From the entries that follow, list every line in which the string "checkins" appears.

--- Available data Enclosed Below ---

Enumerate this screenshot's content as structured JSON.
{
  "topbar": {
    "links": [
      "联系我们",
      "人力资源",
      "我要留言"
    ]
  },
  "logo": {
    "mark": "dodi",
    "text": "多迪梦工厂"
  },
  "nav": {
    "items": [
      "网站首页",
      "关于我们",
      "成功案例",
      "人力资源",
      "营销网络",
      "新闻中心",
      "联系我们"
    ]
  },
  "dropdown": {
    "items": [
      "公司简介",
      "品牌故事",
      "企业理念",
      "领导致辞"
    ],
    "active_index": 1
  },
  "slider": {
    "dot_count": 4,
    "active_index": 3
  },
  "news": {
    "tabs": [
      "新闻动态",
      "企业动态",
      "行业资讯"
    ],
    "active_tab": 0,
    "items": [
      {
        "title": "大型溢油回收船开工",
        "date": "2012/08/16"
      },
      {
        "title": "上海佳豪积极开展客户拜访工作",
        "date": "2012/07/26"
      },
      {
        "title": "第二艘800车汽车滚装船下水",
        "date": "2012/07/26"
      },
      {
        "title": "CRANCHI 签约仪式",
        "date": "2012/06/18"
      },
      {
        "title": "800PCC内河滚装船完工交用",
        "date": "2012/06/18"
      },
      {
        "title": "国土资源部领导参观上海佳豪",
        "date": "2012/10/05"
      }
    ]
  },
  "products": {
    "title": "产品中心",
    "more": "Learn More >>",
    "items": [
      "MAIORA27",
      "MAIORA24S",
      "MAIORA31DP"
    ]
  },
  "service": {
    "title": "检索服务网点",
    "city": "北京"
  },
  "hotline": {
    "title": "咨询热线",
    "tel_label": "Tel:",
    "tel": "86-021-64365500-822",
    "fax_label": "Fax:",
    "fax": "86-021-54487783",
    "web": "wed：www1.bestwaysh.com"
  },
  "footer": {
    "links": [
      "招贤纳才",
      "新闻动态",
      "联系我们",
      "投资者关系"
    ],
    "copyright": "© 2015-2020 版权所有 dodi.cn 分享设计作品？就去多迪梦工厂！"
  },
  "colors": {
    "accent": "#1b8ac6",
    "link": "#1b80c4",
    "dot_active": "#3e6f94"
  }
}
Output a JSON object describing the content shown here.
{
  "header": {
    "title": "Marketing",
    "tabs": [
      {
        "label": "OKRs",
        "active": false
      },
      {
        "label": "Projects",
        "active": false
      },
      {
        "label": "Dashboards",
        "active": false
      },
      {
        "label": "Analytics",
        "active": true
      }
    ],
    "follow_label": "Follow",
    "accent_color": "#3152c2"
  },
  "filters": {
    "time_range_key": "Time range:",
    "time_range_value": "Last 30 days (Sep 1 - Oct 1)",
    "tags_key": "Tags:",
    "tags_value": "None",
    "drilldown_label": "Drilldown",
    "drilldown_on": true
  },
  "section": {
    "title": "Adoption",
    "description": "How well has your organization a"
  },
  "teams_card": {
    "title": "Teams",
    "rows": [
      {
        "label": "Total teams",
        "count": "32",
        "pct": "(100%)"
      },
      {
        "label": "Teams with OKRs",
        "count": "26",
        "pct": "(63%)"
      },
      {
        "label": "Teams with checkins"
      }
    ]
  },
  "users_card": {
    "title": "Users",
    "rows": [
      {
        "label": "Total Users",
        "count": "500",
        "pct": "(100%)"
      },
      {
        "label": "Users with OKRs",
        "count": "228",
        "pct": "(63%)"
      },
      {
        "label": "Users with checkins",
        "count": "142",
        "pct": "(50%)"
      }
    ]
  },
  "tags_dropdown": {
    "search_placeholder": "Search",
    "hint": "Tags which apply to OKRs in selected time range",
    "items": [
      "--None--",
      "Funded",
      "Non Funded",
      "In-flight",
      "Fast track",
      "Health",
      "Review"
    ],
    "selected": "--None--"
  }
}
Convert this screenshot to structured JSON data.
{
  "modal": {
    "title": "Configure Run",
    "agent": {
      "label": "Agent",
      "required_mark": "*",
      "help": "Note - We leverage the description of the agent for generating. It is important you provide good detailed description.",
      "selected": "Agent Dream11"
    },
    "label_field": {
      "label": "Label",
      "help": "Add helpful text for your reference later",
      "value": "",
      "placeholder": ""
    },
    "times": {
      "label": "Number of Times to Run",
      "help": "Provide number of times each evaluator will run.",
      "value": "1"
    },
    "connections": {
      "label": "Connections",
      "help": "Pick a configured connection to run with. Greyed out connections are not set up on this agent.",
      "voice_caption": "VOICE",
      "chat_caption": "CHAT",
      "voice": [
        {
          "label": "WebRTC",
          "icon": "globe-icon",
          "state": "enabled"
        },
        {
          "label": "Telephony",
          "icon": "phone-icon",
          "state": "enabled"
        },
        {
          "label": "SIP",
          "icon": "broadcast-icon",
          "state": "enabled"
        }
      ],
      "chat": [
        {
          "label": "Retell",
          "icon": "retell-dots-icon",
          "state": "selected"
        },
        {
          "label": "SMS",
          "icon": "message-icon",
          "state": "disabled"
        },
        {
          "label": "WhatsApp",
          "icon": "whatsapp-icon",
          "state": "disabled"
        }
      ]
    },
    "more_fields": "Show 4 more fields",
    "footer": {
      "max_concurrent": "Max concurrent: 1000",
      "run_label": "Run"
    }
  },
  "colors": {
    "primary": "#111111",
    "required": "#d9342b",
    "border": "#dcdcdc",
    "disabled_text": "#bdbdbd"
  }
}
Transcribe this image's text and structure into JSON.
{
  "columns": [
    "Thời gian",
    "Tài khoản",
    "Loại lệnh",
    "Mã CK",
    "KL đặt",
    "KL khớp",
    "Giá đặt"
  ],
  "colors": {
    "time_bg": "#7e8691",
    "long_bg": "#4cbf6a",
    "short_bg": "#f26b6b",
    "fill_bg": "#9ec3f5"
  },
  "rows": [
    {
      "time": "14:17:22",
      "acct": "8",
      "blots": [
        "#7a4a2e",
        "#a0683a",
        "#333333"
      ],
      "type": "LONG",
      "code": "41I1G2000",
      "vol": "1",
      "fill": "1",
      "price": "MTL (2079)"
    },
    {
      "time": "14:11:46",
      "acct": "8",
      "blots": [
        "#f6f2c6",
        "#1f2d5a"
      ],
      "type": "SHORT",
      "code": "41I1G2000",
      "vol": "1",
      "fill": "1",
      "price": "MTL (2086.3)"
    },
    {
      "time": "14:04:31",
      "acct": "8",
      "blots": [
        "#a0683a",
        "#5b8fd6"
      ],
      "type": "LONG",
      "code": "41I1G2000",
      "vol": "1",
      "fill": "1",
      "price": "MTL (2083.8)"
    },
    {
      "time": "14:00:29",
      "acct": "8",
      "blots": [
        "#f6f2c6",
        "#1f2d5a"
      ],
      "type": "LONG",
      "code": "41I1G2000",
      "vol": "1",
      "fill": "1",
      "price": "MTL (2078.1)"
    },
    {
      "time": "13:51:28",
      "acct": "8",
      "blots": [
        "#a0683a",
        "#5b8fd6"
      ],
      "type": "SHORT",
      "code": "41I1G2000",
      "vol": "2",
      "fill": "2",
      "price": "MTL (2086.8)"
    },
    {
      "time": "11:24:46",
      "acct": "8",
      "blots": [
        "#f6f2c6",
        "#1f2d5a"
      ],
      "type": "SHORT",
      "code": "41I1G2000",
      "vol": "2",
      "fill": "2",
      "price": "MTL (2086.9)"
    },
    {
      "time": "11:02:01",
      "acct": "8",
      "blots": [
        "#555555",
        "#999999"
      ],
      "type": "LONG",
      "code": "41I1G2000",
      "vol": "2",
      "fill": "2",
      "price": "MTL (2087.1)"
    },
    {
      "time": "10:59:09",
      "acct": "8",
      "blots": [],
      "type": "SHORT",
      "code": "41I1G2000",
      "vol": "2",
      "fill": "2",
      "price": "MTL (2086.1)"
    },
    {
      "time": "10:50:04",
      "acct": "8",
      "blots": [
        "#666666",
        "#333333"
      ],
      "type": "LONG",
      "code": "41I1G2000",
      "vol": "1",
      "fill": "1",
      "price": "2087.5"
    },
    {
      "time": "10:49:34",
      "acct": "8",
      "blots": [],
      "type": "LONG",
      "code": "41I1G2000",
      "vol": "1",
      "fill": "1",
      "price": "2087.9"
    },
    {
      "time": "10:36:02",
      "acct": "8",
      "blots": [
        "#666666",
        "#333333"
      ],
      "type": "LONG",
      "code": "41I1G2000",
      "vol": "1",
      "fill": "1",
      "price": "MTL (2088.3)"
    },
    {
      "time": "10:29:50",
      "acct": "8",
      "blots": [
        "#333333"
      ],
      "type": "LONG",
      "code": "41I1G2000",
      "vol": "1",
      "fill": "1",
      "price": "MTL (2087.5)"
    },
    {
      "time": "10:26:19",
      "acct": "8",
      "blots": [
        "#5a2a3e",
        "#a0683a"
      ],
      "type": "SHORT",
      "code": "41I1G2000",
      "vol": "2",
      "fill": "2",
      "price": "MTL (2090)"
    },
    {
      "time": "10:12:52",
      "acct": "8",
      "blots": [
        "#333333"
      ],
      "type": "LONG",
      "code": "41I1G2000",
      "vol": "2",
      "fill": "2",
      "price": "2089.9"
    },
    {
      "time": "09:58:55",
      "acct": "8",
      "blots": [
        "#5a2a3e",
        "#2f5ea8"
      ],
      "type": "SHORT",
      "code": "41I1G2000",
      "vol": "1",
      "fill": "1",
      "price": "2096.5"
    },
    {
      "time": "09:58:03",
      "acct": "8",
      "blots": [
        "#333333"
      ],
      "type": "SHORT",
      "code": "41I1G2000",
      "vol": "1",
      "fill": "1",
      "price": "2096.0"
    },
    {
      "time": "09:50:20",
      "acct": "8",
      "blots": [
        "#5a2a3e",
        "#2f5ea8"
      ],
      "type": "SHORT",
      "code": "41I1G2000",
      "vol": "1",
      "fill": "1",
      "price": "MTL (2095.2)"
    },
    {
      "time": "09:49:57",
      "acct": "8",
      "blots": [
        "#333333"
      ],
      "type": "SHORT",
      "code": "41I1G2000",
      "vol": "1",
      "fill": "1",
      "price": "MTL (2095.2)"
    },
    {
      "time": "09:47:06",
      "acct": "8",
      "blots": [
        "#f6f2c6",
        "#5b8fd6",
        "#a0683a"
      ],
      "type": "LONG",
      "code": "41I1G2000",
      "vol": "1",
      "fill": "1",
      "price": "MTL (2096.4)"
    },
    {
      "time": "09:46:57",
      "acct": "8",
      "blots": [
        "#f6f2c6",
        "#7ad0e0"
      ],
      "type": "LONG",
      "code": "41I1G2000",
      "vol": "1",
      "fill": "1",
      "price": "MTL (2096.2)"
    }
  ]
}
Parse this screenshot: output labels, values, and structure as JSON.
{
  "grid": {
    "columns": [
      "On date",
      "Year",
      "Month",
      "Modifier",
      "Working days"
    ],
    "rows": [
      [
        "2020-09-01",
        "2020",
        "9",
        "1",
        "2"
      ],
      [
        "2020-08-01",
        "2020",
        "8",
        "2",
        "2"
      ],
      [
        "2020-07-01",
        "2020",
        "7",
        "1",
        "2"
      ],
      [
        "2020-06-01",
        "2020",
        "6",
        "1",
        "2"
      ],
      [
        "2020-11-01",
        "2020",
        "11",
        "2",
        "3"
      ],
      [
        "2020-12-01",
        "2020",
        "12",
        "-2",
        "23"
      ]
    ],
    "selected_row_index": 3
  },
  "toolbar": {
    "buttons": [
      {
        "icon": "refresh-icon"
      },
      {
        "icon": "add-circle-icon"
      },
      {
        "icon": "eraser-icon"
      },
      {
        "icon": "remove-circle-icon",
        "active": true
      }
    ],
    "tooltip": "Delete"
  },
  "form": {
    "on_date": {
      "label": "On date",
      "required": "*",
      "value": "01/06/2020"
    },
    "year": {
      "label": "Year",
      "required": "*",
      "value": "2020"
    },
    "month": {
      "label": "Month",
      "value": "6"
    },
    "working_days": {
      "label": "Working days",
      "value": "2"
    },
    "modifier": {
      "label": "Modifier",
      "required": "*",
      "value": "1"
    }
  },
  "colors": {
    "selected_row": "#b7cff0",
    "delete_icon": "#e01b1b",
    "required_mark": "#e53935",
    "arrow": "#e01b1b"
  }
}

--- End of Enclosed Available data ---

Solution:
        "label": "Teams with checkins"
        "label": "Users with checkins",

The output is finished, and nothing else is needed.